§ Records for this exercise
* * * * * * * * *

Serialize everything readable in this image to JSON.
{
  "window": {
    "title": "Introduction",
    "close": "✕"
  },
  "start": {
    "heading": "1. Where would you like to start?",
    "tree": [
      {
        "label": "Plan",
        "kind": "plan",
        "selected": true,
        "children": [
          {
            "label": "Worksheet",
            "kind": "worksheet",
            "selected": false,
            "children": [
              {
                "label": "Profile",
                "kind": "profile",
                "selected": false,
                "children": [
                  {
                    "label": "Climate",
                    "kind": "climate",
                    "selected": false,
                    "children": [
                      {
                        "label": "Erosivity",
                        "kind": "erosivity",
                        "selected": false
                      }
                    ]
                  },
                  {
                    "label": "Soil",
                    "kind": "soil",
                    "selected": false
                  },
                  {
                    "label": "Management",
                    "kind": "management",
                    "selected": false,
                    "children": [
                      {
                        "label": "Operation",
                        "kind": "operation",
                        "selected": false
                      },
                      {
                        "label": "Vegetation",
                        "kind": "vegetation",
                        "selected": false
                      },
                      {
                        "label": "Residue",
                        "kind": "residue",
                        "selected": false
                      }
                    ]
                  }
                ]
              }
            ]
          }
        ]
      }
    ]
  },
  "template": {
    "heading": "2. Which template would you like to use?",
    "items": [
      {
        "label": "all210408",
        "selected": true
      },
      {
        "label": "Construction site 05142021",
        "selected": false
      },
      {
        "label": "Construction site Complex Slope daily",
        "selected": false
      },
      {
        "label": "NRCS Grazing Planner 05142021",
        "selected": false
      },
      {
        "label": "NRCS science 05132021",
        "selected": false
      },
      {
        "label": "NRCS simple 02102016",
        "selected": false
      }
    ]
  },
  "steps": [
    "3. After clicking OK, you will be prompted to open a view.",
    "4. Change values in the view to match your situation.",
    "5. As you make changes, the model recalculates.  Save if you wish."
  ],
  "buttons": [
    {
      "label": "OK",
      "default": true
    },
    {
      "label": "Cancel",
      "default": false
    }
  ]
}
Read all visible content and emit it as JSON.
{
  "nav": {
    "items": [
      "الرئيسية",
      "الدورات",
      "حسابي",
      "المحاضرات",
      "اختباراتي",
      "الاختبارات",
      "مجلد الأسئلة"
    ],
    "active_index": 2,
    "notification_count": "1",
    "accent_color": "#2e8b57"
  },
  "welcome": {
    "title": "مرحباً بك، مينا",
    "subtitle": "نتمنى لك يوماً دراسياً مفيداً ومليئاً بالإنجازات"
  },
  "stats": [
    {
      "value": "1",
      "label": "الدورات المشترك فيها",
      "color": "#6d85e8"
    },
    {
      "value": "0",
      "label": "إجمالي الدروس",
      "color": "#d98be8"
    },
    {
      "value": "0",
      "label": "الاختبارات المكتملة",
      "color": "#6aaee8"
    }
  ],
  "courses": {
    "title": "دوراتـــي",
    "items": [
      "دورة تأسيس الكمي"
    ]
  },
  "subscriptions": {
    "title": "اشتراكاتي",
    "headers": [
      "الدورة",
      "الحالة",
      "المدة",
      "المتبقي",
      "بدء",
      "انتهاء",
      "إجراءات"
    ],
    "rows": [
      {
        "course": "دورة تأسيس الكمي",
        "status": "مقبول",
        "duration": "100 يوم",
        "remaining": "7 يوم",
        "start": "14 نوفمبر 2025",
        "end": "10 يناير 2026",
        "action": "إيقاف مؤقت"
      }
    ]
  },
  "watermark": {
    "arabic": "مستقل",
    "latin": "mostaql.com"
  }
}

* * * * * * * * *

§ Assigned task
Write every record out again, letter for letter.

§ Answer to this task
Serialize everything readable in this image to JSON.
{
  "window": {
    "title": "Introduction",
    "close": "✕"
  },
  "start": {
    "heading": "1. Where would you like to start?",
    "tree": [
      {
        "label": "Plan",
        "kind": "plan",
        "selected": true,
        "children": [
          {
            "label": "Worksheet",
            "kind": "worksheet",
            "selected": false,
            "children": [
              {
                "label": "Profile",
                "kind": "profile",
                "selected": false,
                "children": [
                  {
                    "label": "Climate",
                    "kind": "climate",
                    "selected": false,
                    "children": [
                      {
                        "label": "Erosivity",
                        "kind": "erosivity",
                        "selected": false
                      }
                    ]
                  },
                  {
                    "label": "Soil",
                    "kind": "soil",
                    "selected": false
                  },
                  {
                    "label": "Management",
                    "kind": "management",
                    "selected": false,
                    "children": [
                      {
                        "label": "Operation",
                        "kind": "operation",
                        "selected": false
                      },
                      {
                        "label": "Vegetation",
                        "kind": "vegetation",
                        "selected": false
                      },
                      {
                        "label": "Residue",
                        "kind": "residue",
                        "selected": false
                      }
                    ]
                  }
                ]
              }
            ]
          }
        ]
      }
    ]
  },
  "template": {
    "heading": "2. Which template would you like to use?",
    "items": [
      {
        "label": "all210408",
        "selected": true
      },
      {
        "label": "Construction site 05142021",
        "selected": false
      },
      {
        "label": "Construction site Complex Slope daily",
        "selected": false
      },
      {
        "label": "NRCS Grazing Planner 05142021",
        "selected": false
      },
      {
        "label": "NRCS science 05132021",
        "selected": false
      },
      {
        "label": "NRCS simple 02102016",
        "selected": false
      }
    ]
  },
  "steps": [
    "3. After clicking OK, you will be prompted to open a view.",
    "4. Change values in the view to match your situation.",
    "5. As you make changes, the model recalculates.  Save if you wish."
  ],
  "buttons": [
    {
      "label": "OK",
      "default": true
    },
    {
      "label": "Cancel",
      "default": false
    }
  ]
}
Read all visible content and emit it as JSON.
{
  "nav": {
    "items": [
      "الرئيسية",
      "الدورات",
      "حسابي",
      "المحاضرات",
      "اختباراتي",
      "الاختبارات",
      "مجلد الأسئلة"
    ],
    "active_index": 2,
    "notification_count": "1",
    "accent_color": "#2e8b57"
  },
  "welcome": {
    "title": "مرحباً بك، مينا",
    "subtitle": "نتمنى لك يوماً دراسياً مفيداً ومليئاً بالإنجازات"
  },
  "stats": [
    {
      "value": "1",
      "label": "الدورات المشترك فيها",
      "color": "#6d85e8"
    },
    {
      "value": "0",
      "label": "إجمالي الدروس",
      "color": "#d98be8"
    },
    {
      "value": "0",
      "label": "الاختبارات المكتملة",
      "color": "#6aaee8"
    }
  ],
  "courses": {
    "title": "دوراتـــي",
    "items": [
      "دورة تأسيس الكمي"
    ]
  },
  "subscriptions": {
    "title": "اشتراكاتي",
    "headers": [
      "الدورة",
      "الحالة",
      "المدة",
      "المتبقي",
      "بدء",
      "انتهاء",
      "إجراءات"
    ],
    "rows": [
      {
        "course": "دورة تأسيس الكمي",
        "status": "مقبول",
        "duration": "100 يوم",
        "remaining": "7 يوم",
        "start": "14 نوفمبر 2025",
        "end": "10 يناير 2026",
        "action": "إيقاف مؤقت"
      }
    ]
  },
  "watermark": {
    "arabic": "مستقل",
    "latin": "mostaql.com"
  }
}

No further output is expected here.